[Opening Supplied material section]

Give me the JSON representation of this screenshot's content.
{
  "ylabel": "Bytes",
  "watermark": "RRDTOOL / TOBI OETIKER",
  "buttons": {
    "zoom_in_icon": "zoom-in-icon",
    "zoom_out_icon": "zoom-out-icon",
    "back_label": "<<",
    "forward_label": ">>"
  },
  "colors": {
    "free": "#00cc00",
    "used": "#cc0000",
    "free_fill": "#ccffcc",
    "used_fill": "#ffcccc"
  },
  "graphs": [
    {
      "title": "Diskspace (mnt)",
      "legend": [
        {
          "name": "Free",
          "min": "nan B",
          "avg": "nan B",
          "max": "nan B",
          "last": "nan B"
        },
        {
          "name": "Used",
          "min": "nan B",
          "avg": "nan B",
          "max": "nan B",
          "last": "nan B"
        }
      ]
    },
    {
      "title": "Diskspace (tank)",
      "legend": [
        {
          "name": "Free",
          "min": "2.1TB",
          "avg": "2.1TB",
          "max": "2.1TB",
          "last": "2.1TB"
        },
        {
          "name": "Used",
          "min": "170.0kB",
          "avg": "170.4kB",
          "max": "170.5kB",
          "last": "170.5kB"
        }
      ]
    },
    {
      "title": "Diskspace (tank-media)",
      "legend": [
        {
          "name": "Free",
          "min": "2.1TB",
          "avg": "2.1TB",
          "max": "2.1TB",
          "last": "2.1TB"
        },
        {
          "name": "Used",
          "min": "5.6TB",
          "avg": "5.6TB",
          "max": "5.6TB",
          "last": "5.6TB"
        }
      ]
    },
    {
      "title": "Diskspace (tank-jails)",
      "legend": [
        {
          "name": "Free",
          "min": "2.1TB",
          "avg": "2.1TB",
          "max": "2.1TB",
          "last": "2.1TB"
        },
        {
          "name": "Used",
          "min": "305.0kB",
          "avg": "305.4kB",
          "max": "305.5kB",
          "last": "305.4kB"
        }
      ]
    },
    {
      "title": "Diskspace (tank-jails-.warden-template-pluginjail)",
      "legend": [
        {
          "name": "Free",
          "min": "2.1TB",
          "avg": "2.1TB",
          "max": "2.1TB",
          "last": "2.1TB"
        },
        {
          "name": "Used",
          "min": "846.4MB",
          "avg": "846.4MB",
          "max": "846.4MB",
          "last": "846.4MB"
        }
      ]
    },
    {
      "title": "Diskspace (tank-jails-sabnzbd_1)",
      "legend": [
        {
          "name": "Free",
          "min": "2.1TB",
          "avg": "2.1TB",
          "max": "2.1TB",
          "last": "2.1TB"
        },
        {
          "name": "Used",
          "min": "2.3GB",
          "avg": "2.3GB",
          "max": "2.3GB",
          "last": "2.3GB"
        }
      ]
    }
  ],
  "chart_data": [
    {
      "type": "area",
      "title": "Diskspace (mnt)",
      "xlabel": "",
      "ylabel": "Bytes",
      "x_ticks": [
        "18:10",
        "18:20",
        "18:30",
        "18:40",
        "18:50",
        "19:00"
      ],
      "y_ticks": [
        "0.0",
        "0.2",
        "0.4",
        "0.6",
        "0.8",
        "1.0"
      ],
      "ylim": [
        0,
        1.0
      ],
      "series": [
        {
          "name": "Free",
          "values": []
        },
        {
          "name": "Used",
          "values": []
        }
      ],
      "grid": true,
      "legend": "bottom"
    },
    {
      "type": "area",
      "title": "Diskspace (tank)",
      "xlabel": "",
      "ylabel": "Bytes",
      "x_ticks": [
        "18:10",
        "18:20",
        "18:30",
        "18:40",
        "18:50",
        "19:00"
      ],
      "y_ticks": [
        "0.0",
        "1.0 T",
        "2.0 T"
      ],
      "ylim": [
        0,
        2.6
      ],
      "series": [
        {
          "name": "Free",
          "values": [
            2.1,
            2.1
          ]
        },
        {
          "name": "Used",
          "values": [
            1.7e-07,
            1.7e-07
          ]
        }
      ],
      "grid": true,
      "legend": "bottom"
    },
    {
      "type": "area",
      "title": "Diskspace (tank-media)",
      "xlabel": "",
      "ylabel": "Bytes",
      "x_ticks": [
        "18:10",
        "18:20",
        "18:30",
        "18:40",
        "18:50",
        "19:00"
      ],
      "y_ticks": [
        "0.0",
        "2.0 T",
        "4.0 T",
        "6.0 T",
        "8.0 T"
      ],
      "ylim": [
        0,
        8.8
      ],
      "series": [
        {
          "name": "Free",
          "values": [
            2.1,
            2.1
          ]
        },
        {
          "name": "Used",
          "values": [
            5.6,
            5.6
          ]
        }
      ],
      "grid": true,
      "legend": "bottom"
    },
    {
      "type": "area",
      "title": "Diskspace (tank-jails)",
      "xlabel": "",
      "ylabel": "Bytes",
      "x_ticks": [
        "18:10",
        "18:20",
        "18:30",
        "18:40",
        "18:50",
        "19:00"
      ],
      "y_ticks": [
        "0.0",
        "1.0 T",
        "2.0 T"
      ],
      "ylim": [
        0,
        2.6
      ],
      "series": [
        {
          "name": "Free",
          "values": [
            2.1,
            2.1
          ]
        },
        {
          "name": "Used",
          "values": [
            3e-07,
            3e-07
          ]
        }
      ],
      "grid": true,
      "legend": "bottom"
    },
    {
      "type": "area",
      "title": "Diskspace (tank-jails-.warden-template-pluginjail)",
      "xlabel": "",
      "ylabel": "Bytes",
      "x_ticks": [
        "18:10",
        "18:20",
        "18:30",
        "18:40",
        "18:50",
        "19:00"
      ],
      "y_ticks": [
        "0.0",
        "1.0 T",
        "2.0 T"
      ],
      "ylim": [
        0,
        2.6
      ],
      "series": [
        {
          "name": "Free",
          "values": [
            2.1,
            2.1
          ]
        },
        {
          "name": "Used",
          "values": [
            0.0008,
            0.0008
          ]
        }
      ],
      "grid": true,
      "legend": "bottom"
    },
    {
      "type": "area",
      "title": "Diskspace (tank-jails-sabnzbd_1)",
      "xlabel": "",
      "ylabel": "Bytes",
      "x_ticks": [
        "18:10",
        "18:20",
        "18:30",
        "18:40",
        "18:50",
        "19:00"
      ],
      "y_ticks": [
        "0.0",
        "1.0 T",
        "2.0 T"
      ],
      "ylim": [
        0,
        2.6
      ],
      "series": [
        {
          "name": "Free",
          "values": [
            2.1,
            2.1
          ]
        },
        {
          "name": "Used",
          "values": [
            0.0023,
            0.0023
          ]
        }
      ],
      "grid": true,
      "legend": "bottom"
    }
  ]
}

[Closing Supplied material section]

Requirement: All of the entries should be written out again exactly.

Exercise solution:
Give me the JSON representation of this screenshot's content.
{
  "ylabel": "Bytes",
  "watermark": "RRDTOOL / TOBI OETIKER",
  "buttons": {
    "zoom_in_icon": "zoom-in-icon",
    "zoom_out_icon": "zoom-out-icon",
    "back_label": "<<",
    "forward_label": ">>"
  },
  "colors": {
    "free": "#00cc00",
    "used": "#cc0000",
    "free_fill": "#ccffcc",
    "used_fill": "#ffcccc"
  },
  "graphs": [
    {
      "title": "Diskspace (mnt)",
      "legend": [
        {
          "name": "Free",
          "min": "nan B",
          "avg": "nan B",
          "max": "nan B",
          "last": "nan B"
        },
        {
          "name": "Used",
          "min": "nan B",
          "avg": "nan B",
          "max": "nan B",
          "last": "nan B"
        }
      ]
    },
    {
      "title": "Diskspace (tank)",
      "legend": [
        {
          "name": "Free",
          "min": "2.1TB",
          "avg": "2.1TB",
          "max": "2.1TB",
          "last": "2.1TB"
        },
        {
          "name": "Used",
          "min": "170.0kB",
          "avg": "170.4kB",
          "max": "170.5kB",
          "last": "170.5kB"
        }
      ]
    },
    {
      "title": "Diskspace (tank-media)",
      "legend": [
        {
          "name": "Free",
          "min": "2.1TB",
          "avg": "2.1TB",
          "max": "2.1TB",
          "last": "2.1TB"
        },
        {
          "name": "Used",
          "min": "5.6TB",
          "avg": "5.6TB",
          "max": "5.6TB",
          "last": "5.6TB"
        }
      ]
    },
    {
      "title": "Diskspace (tank-jails)",
      "legend": [
        {
          "name": "Free",
          "min": "2.1TB",
          "avg": "2.1TB",
          "max": "2.1TB",
          "last": "2.1TB"
        },
        {
          "name": "Used",
          "min": "305.0kB",
          "avg": "305.4kB",
          "max": "305.5kB",
          "last": "305.4kB"
        }
      ]
    },
    {
      "title": "Diskspace (tank-jails-.warden-template-pluginjail)",
      "legend": [
        {
          "name": "Free",
          "min": "2.1TB",
          "avg": "2.1TB",
          "max": "2.1TB",
          "last": "2.1TB"
        },
        {
          "name": "Used",
          "min": "846.4MB",
          "avg": "846.4MB",
          "max": "846.4MB",
          "last": "846.4MB"
        }
      ]
    },
    {
      "title": "Diskspace (tank-jails-sabnzbd_1)",
      "legend": [
        {
          "name": "Free",
          "min": "2.1TB",
          "avg": "2.1TB",
          "max": "2.1TB",
          "last": "2.1TB"
        },
        {
          "name": "Used",
          "min": "2.3GB",
          "avg": "2.3GB",
          "max": "2.3GB",
          "last": "2.3GB"
        }
      ]
    }
  ],
  "chart_data": [
    {
      "type": "area",
      "title": "Diskspace (mnt)",
      "xlabel": "",
      "ylabel": "Bytes",
      "x_ticks": [
        "18:10",
        "18:20",
        "18:30",
        "18:40",
        "18:50",
        "19:00"
      ],
      "y_ticks": [
        "0.0",
        "0.2",
        "0.4",
        "0.6",
        "0.8",
        "1.0"
      ],
      "ylim": [
        0,
        1.0
      ],
      "series": [
        {
          "name": "Free",
          "values": []
        },
        {
          "name": "Used",
          "values": []
        }
      ],
      "grid": true,
      "legend": "bottom"
    },
    {
      "type": "area",
      "title": "Diskspace (tank)",
      "xlabel": "",
      "ylabel": "Bytes",
      "x_ticks": [
        "18:10",
        "18:20",
        "18:30",
        "18:40",
        "18:50",
        "19:00"
      ],
      "y_ticks": [
        "0.0",
        "1.0 T",
        "2.0 T"
      ],
      "ylim": [
        0,
        2.6
      ],
      "series": [
        {
          "name": "Free",
          "values": [
            2.1,
            2.1
          ]
        },
        {
          "name": "Used",
          "values": [
            1.7e-07,
            1.7e-07
          ]
        }
      ],
      "grid": true,
      "legend": "bottom"
    },
    {
      "type": "area",
      "title": "Diskspace (tank-media)",
      "xlabel": "",
      "ylabel": "Bytes",
      "x_ticks": [
        "18:10",
        "18:20",
        "18:30",
        "18:40",
        "18:50",
        "19:00"
      ],
      "y_ticks": [
        "0.0",
        "2.0 T",
        "4.0 T",
        "6.0 T",
        "8.0 T"
      ],
      "ylim": [
        0,
        8.8
      ],
      "series": [
        {
          "name": "Free",
          "values": [
            2.1,
            2.1
          ]
        },
        {
          "name": "Used",
          "values": [
            5.6,
            5.6
          ]
        }
      ],
      "grid": true,
      "legend": "bottom"
    },
    {
      "type": "area",
      "title": "Diskspace (tank-jails)",
      "xlabel": "",
      "ylabel": "Bytes",
      "x_ticks": [
        "18:10",
        "18:20",
        "18:30",
        "18:40",
        "18:50",
        "19:00"
      ],
      "y_ticks": [
        "0.0",
        "1.0 T",
        "2.0 T"
      ],
      "ylim": [
        0,
        2.6
      ],
      "series": [
        {
          "name": "Free",
          "values": [
            2.1,
            2.1
          ]
        },
        {
          "name": "Used",
          "values": [
            3e-07,
            3e-07
          ]
        }
      ],
      "grid": true,
      "legend": "bottom"
    },
    {
      "type": "area",
      "title": "Diskspace (tank-jails-.warden-template-pluginjail)",
      "xlabel": "",
      "ylabel": "Bytes",
      "x_ticks": [
        "18:10",
        "18:20",
        "18:30",
        "18:40",
        "18:50",
        "19:00"
      ],
      "y_ticks": [
        "0.0",
        "1.0 T",
        "2.0 T"
      ],
      "ylim": [
        0,
        2.6
      ],
      "series": [
        {
          "name": "Free",
          "values": [
            2.1,
            2.1
          ]
        },
        {
          "name": "Used",
          "values": [
            0.0008,
            0.0008
          ]
        }
      ],
      "grid": true,
      "legend": "bottom"
    },
    {
      "type": "area",
      "title": "Diskspace (tank-jails-sabnzbd_1)",
      "xlabel": "",
      "ylabel": "Bytes",
      "x_ticks": [
        "18:10",
        "18:20",
        "18:30",
        "18:40",
        "18:50",
        "19:00"
      ],
      "y_ticks": [
        "0.0",
        "1.0 T",
        "2.0 T"
      ],
      "ylim": [
        0,
        2.6
      ],
      "series": [
        {
          "name": "Free",
          "values": [
            2.1,
            2.1
          ]
        },
        {
          "name": "Used",
          "values": [
            0.0023,
            0.0023
          ]
        }
      ],
      "grid": true,
      "legend": "bottom"
    }
  ]
}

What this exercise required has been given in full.